On Wednesday (October 17th 2000) the Dow Plunged more
than 421 points in the first half hour of trade. The Big Board went into free
fall from the opening bell, as CNBC reporters repeatedly stressed that small
investors should not be panicked into selling in this market.
The vast majority of inexperienced investors time
their market participation poorly. Record numbers of small investors have
been tempted into borrowing to buy stocks at high and inflated prices,
investors have been conditioned into riding out the waves.
Over the last few years investors have been
conditioned into riding out the waves. They have been told to hold on as
"the market will spring back and go on to new highs", which
admittedly to date it has done. People have been encouraged to buy on the
dips as "these prices are a buying opportunity and will seem like
bargains when the market comes back".
This October's fall on Wall Street was prompted by
continuing earnings warnings, consistently high oil prices and higher than
expected inflation figures in the US.
WAITING FOR THE
Margin Debt on stocks is now at record levels.
Record numbers of small investors have been tempted into borrowing to buy
stocks at high and inflated prices. As the price of the stock falls below the
margin level, calls go out to the leveraged investor. Just as transpired in
1929, if the investor defaults, and cant make the margin payment, the shares are sold out
from beneath him, creating further selling pressure. The more selling
pressure, the lower the share price falls, in-turn leading to more margin
calls, causing a debt induced selling spiral, which, in the past has been
followed by investor panic.
Commentators of this recent sell off on Wall Street
reminded us that we have seen this kind of market correction before;
"remember 1998", failing to tell their viewers the differences
between 1998 and today. In 98 there was not the same number of big cap stocks
in trouble. For example in 1998, IBM held up throughout the sell off. INTEL never lost anything like it did this
A collapse in an already over valued stock market
was averted in 1998 by the lowering of interest rates by the Federal Reserve,
further boosting money supply available to buy stocks. In the rising energy
cost and inflationary environment of today, this option will not be available
to the Fed.
Again CNBC stated the positive side of the day was
the massive volumes of shares traded, signaling that a possible bottom had
In the Crash of 1987, the real crisis was not so
much the evaporation of paper profits, but the inability of the financial
system to settle all the trades because of the exceptionally large volumes
involved.
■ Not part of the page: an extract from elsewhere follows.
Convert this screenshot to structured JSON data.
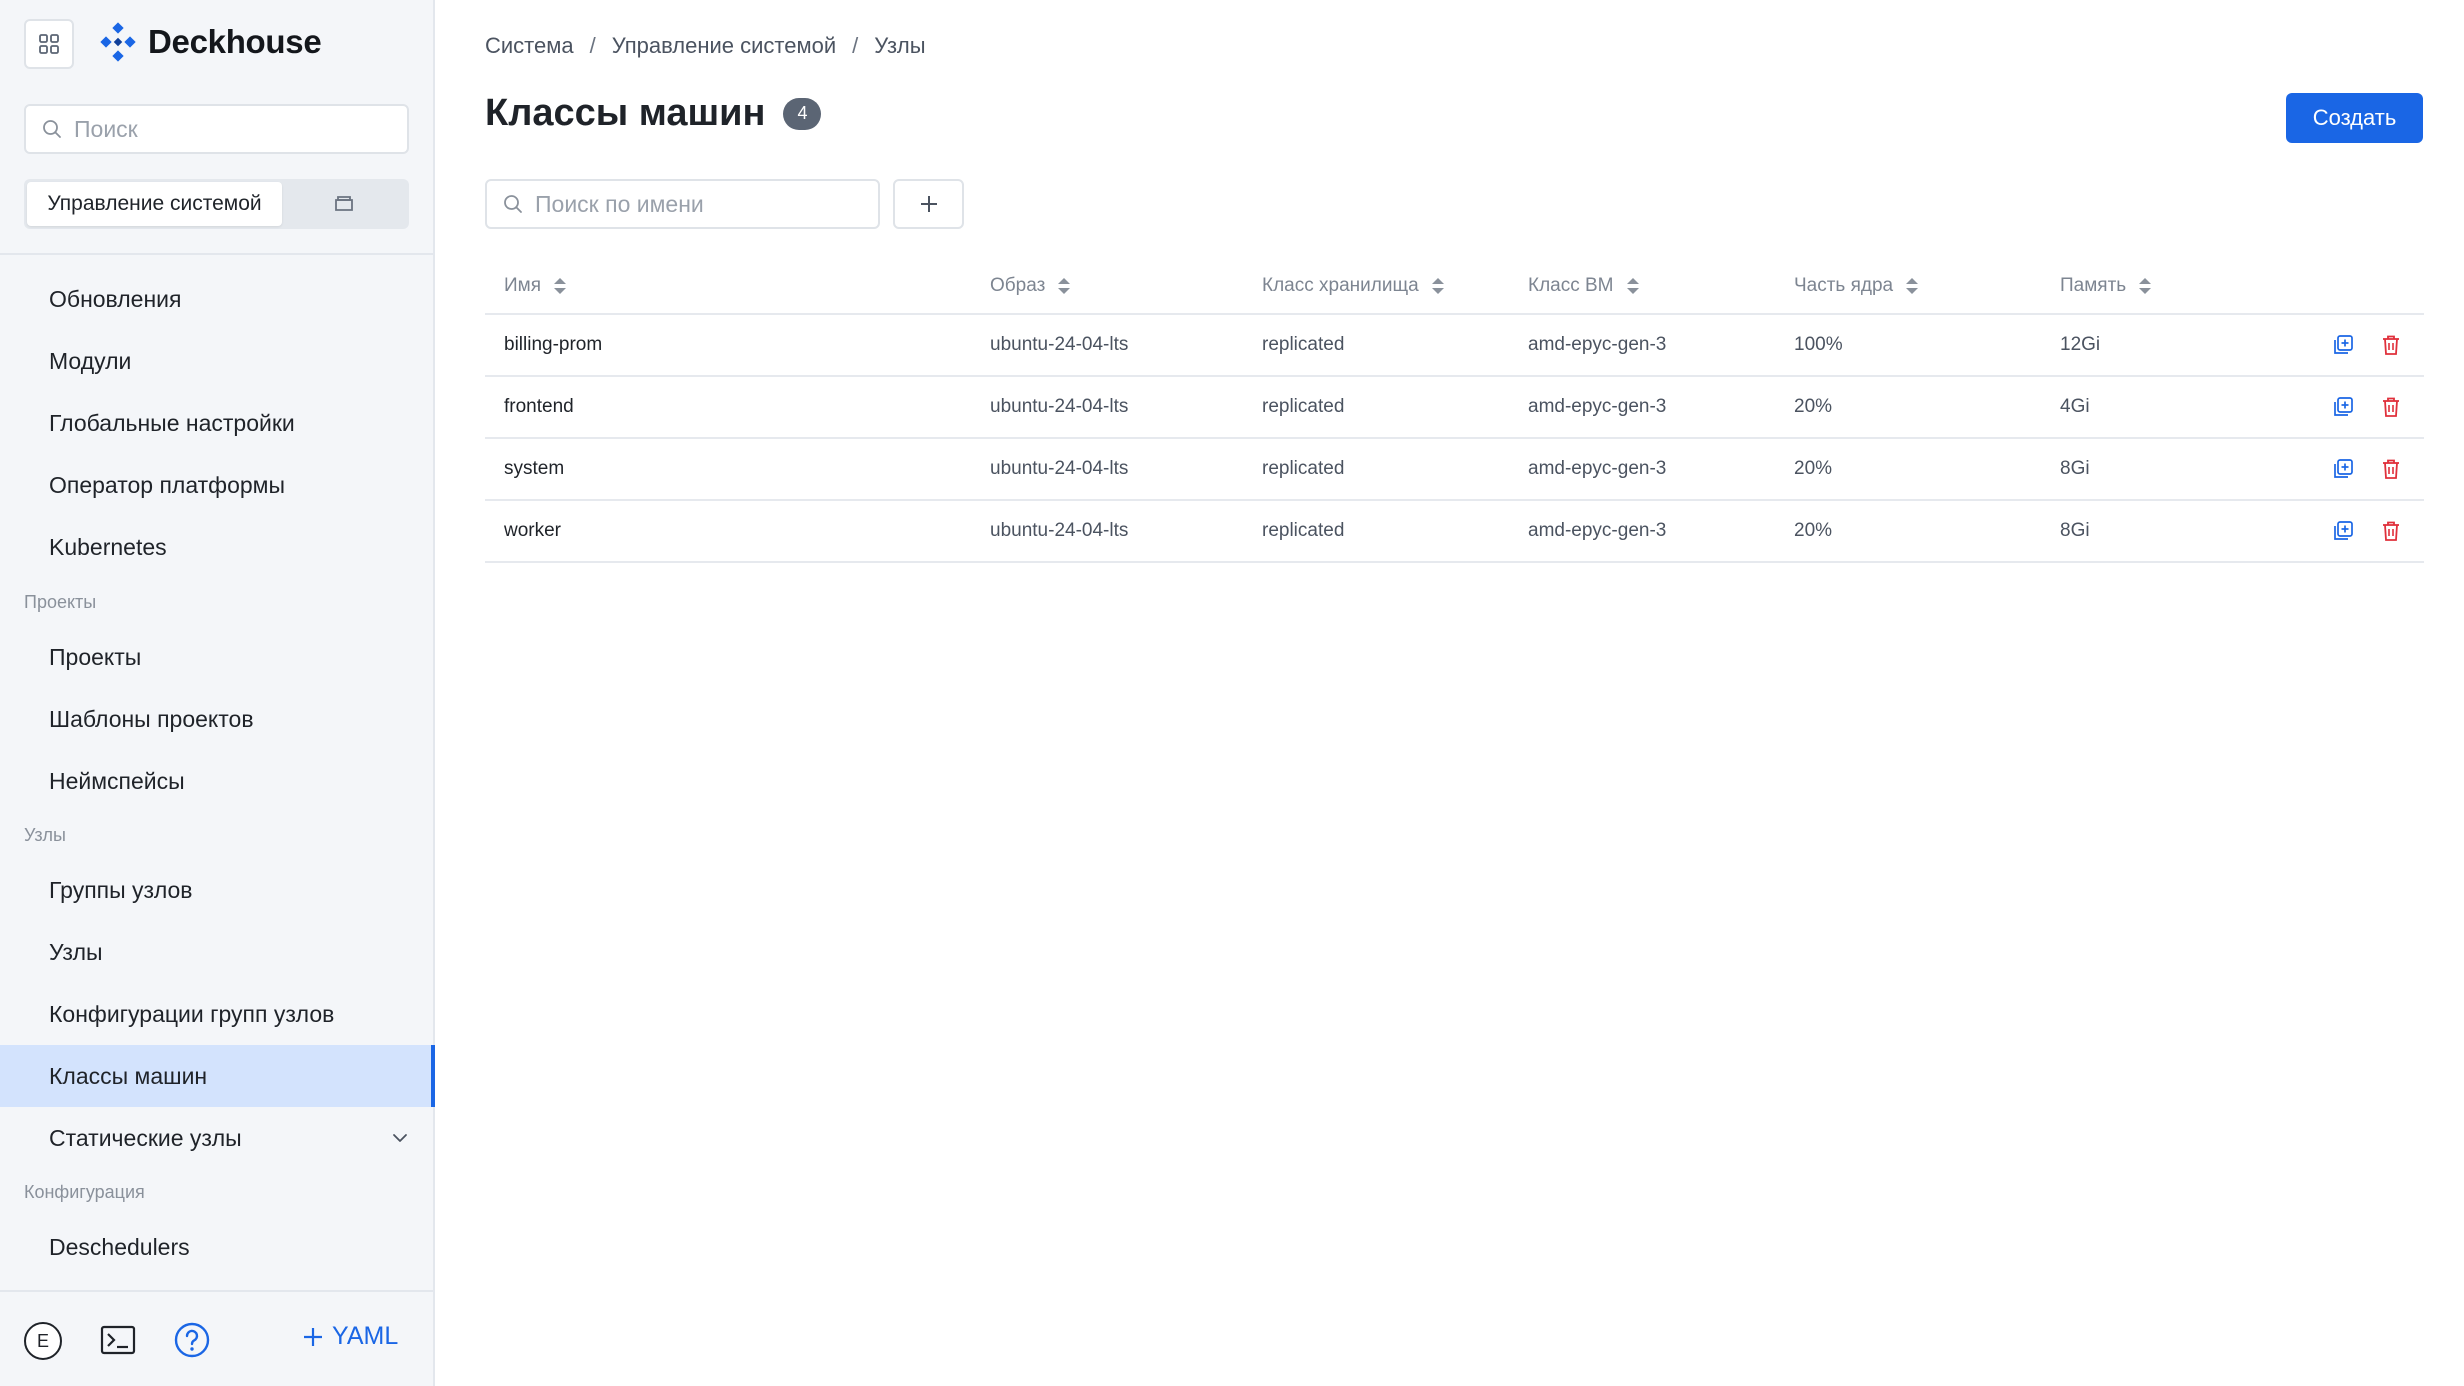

Many clearing houses and banks were unable to meet reserve
requirements, leaving the entire financial system in potential gridlock.
As history clearly demonstrates, the vast majority of
inexperienced investors time their market participation poorly, getting in at
or near the top (in the midst of the mania), and then ride it all the way to
the bottom before selling.
I first spoke to Franklin Sanders in 1997 while
shooting the documentary Millennium Money. When we spoke about the dangers of
this market phenomenon he said; " We are
talking about individuals here, not institutions. These people are not
seasoned investors, and by seasoned investors I mean people that have lived
through all the delusions of a bull market and gone all the way to the
bottom. You can read about it but until you have experienced it, until you
have seen your own self-delusion; you see the market top and all the
technical evidence is there, but you keep holding on, you say; no I think its going to come back, its got
to come back. The reason that happens is you start with this set of ideas in
your mind and its very
difficult to change those. It is even more difficult when all your self
interest is wrapped up in this set of ideas; all your treasure is wrapped up
in the stock market. How can you admit you have been wrong, and meanwhile the
market just keeps going down and further down.
another reason this market is so dangerous now. Look at the social change we
have been talking about, we are a people now that are motivated by greed.
When people look at their IRA's (pension funds) and they have gone down to
half, or a third of what they were, they are going to be mad, and they are
going to come out with fire in their eyes looking for a scapegoat."
Historically precious metals have been contra-cyclic
with Wall Street. The last big bear market in stocks was in 1973 - 1974. From
the market high in early 1973 to the low of late 1974, the Dow and S&P
500 lost nearly half of their value, while the high tech "Nifty
Fifties" tumbled more than 60%. Apart from a brief period in 1976, it
took 10 years, up to 1983, for the Dow to reach its 1973 highs. In the same
period, of early 1973 to late 1974, gold gained in excess of 150%, while,
between early 1973 and the market high of 1980, the precious metal gained an
amazing 1200%, a nice return for the few who had bought at the bottom and
sold near the top.
Today we are living in fast changing and volatile times. Leaving aside the
dramatic and disturbing social changes in the West in recent years, Middle
East tensions are increasing, oil prices continue to soar, the inflation
genie is again out of the bag and stocks are the most overvalued they have
been in all of history. Meanwhile gold and silver are the cheapest they have
been in twenty years.
Anglo Far-East Company